Remittances of non-resident Indians (NRIs) are vital for the daily livelihood of tens of millions of people in India to pay for things like food , the rent and other needs of the balance of payments in our country and help stimulate domestic consumption levels in India, which in turn supports many different industries and businesses. Yet, the average cost of putting money back in India it is 5.63% of each transaction, well above the Sustainable Development Target objective of 3% If you consider that India is the biggest recipient of remittances in the world (at about 4.6 trillion dollars # 39; year), the need for a more efficient method is evident for incoming remittances.
If the government is serious buildin g The Indian economy and bring prosperity to all its citizens, it needs to solve the problem of remittances. It can do this by adopting blockchain technology and digital resources for faster, lower-cost and efficient remittances.
On the basis of existing cross-border payment tracks, which are slow and outdated, the process of sending remittances to India is expensive, slow and error prone, or even bankruptcy. Payments can take three to five days to arrive and are often lacking. The longer a worker's money is locked in this remittance process, the more their payment is exposed to the volatile Forex markets.

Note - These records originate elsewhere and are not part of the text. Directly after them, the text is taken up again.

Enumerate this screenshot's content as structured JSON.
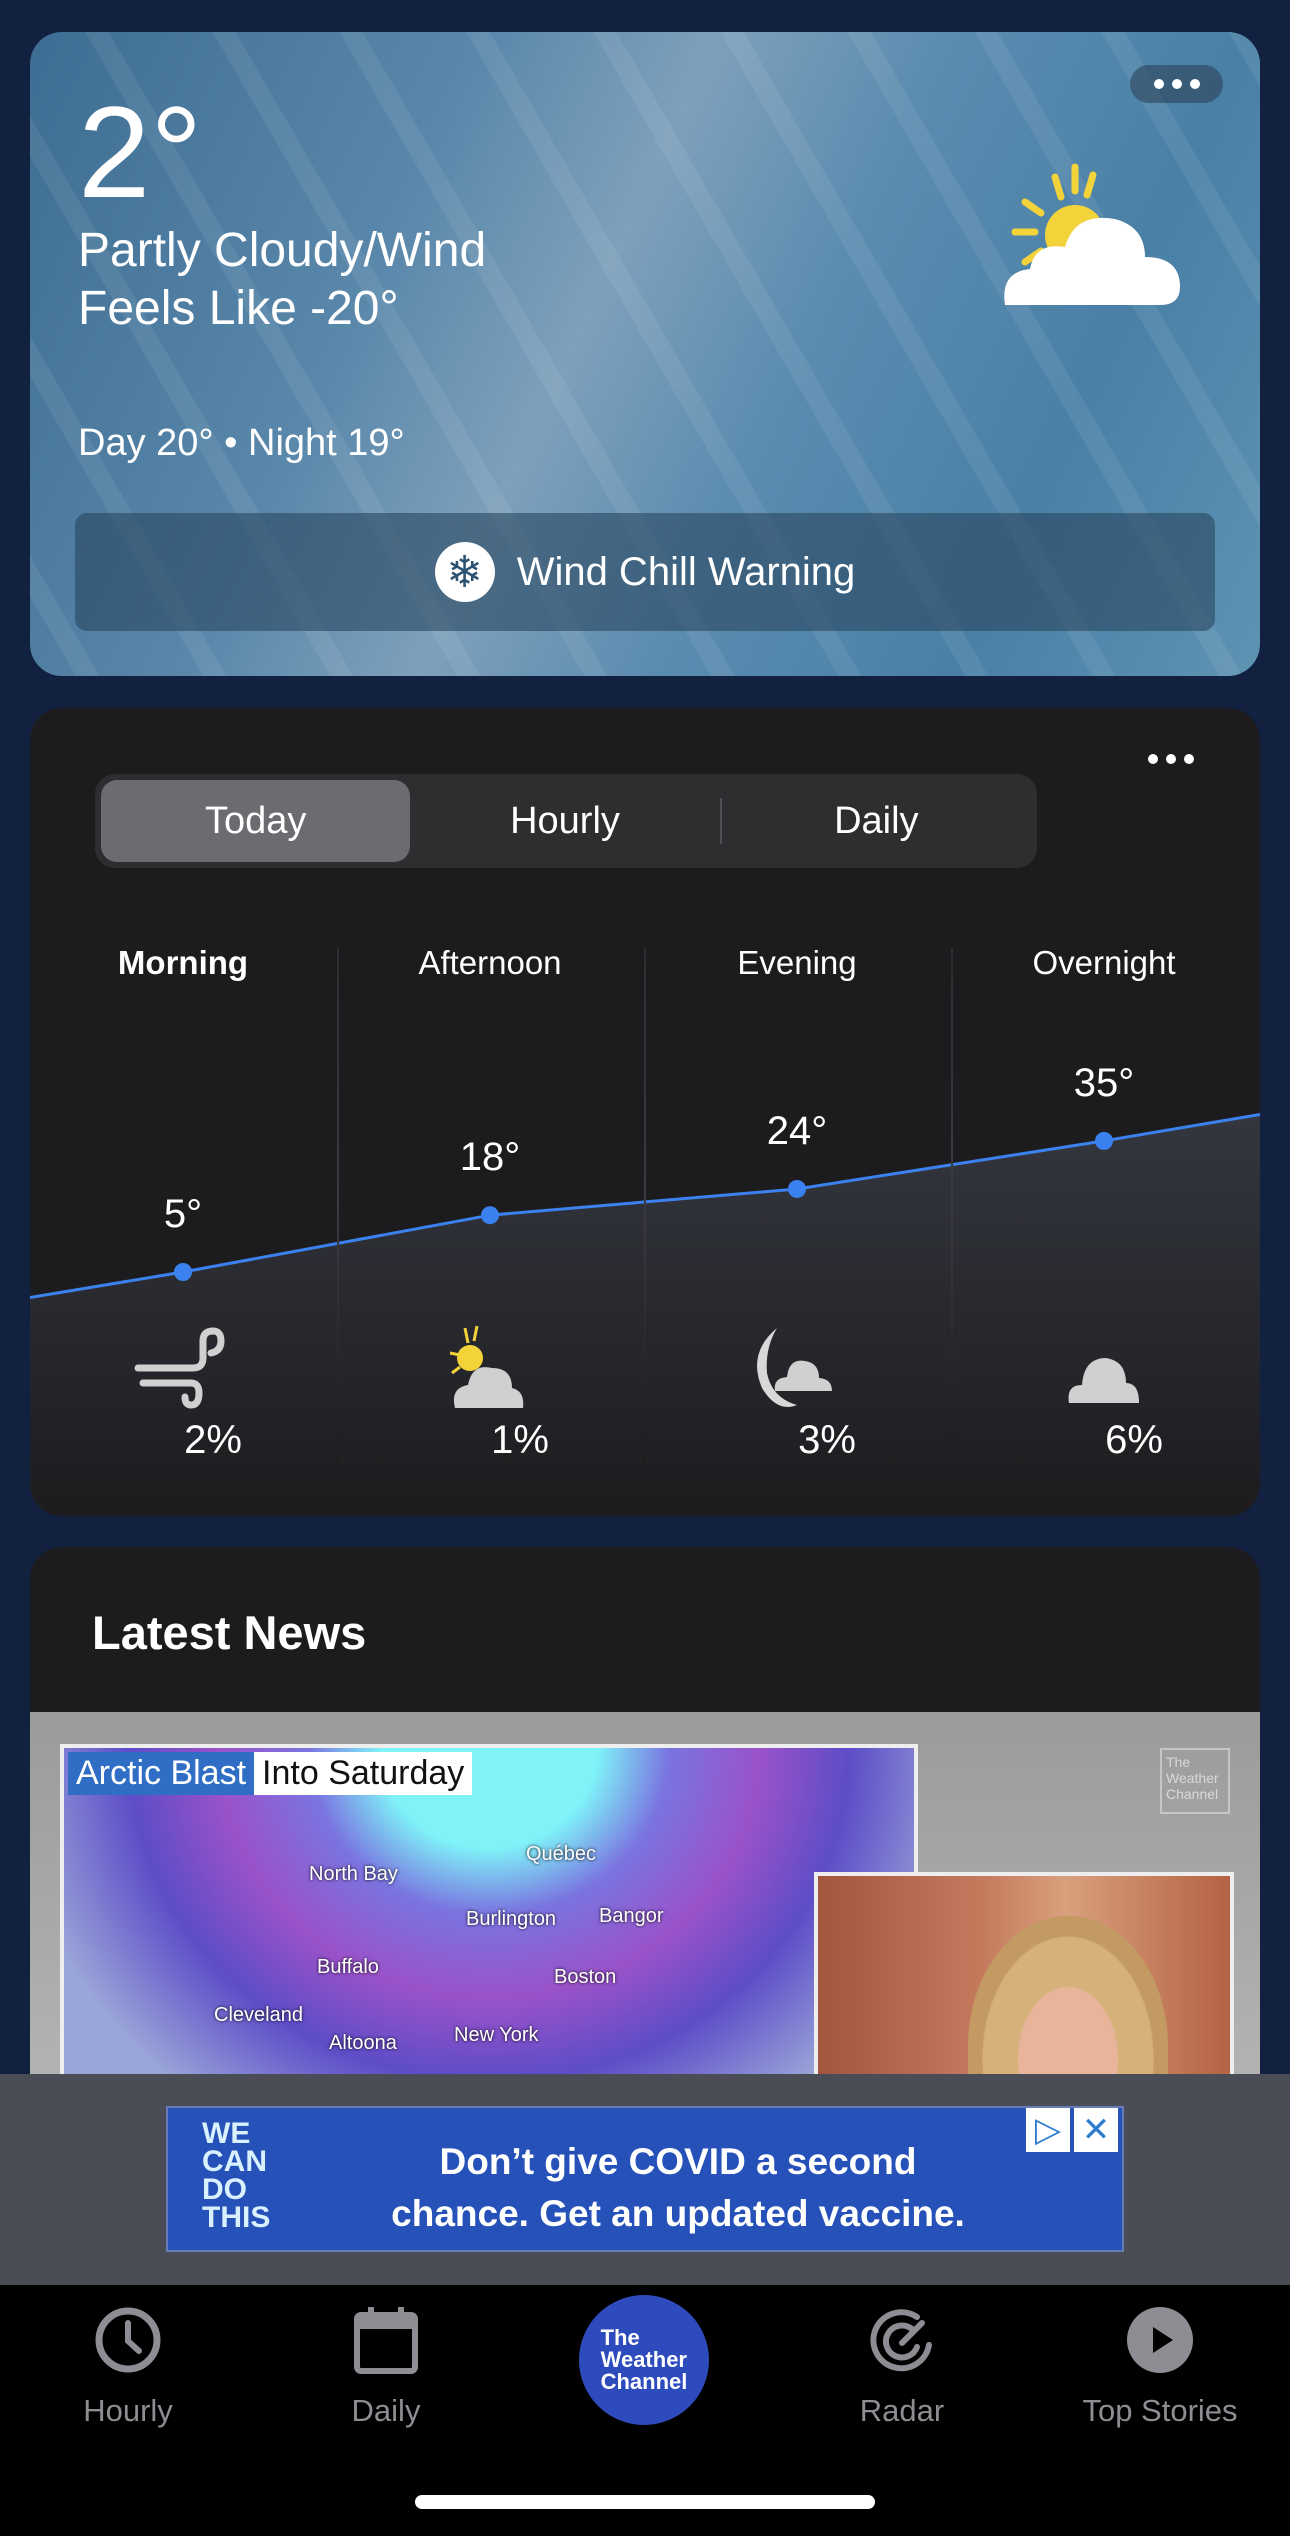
{
  "current": {
    "temperature": "2°",
    "condition": "Partly Cloudy/Wind",
    "feels_like": "Feels Like -20°",
    "day_night": "Day 20° • Night 19°",
    "icon": "partly-cloudy-icon",
    "alert": "Wind Chill Warning",
    "alert_icon": "snowflake-icon"
  },
  "today_card": {
    "tabs": [
      {
        "label": "Today",
        "selected": true
      },
      {
        "label": "Hourly",
        "selected": false
      },
      {
        "label": "Daily",
        "selected": false
      }
    ],
    "periods": [
      {
        "label": "Morning",
        "temp": "5°",
        "temp_value": 5,
        "icon": "wind-icon",
        "precip": "2%",
        "active": true
      },
      {
        "label": "Afternoon",
        "temp": "18°",
        "temp_value": 18,
        "icon": "partly-cloudy-icon",
        "precip": "1%",
        "active": false
      },
      {
        "label": "Evening",
        "temp": "24°",
        "temp_value": 24,
        "icon": "partly-cloudy-night-icon",
        "precip": "3%",
        "active": false
      },
      {
        "label": "Overnight",
        "temp": "35°",
        "temp_value": 35,
        "icon": "cloudy-icon",
        "precip": "6%",
        "active": false
      }
    ],
    "line_color": "#3b82f0"
  },
  "news": {
    "title": "Latest News",
    "video": {
      "banner_highlight": "Arctic Blast",
      "banner_rest": "Into Saturday",
      "cities": [
        "North Bay",
        "Québec",
        "Burlington",
        "Bangor",
        "Buffalo",
        "Boston",
        "Cleveland",
        "Altoona",
        "New York"
      ],
      "watermark": "The Weather Channel"
    }
  },
  "ad": {
    "logo": "WE CAN DO THIS",
    "line1": "Don’t give COVID a second",
    "line2": "chance. Get an updated vaccine."
  },
  "tabbar": {
    "items": [
      {
        "label": "Hourly"
      },
      {
        "label": "Daily"
      },
      {
        "label": "The Weather Channel"
      },
      {
        "label": "Radar"
      },
      {
        "label": "Top Stories"
      }
    ],
    "logo_lines": [
      "The",
      "Weather",
      "Channel"
    ]
  }
}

We think that people have the right to know exactly when their payment will arrive at their destination, at what exchange rate and at what cost. This is what makes blockchain. It makes international remittances real-time and easy – how easy, in fact, how to send an email.
Restructuring remittances with blockchain
Financial institutions (IFs) and payment providers are aware of the weaknesses in facilitating and receiving remittances in India, with banks such as IndusInd Bank and Yes Bank pioneering in India. adoption of blockchain technology. Blockchain technology in cross-border payments eliminates the need for corresponding banks, essentially intermediaries that help to get a payment from one country to another, allowing a sending bank to interact directly with a receiving bank at the time of starting a payment. Payments occur in real time, with end-to-end visibility in the time it takes to reach its destination, as well as the fees associated with the transaction.
Unlike traditional bank transfers such as SWIFT, payments processed via blockchain can be resolved immediately. If a receiving bank needs more information, the bidirectional messaging and regulation component incorporated in a blockchain solution such as Ripple allows you to ask the sending institution for missing information on the spot. If the payment fails, the sending bank immediately detects it. And since the need for an intermediary is removed, the fees associated with this payment can be paid for at a much lower cost.
Digital resources (sometimes called cryptocurrencies) such as XRP (an independent digital resource) can also transform the payment experience for NRIs by acting as an on-demand liquidity tool for these remittances. Liquidity provision for payments in emerging markets such as India can be both difficult, slow and expensive, while the use of XRP as a bridge resource to convert the UAE dirham into the Indian rupee requires only a few minutes, at a fraction of the cost of a traditional fiat-to-exchange of fiat
Blockchain: a turning point for India
Innovative cross-border payment solutions based on blockchain technology are not here in substitution of FIs, nor try to evade them. But the adoption of the blockchain to feed slimmer and cheaper payments can transform the economy of India. We must embrace the innovation that blockchain technology can bring to our country. The debate surrounding Blockchain as "disruptive" is overcome. Rather, we should look at how blockchain technology and digital assets like XRP can improve and improve remittance payment experience for people across the country, for the sake of our economy and well-being.
Navin Gupta is managing director (South Asia and Middle East and North Africa) at Ripple.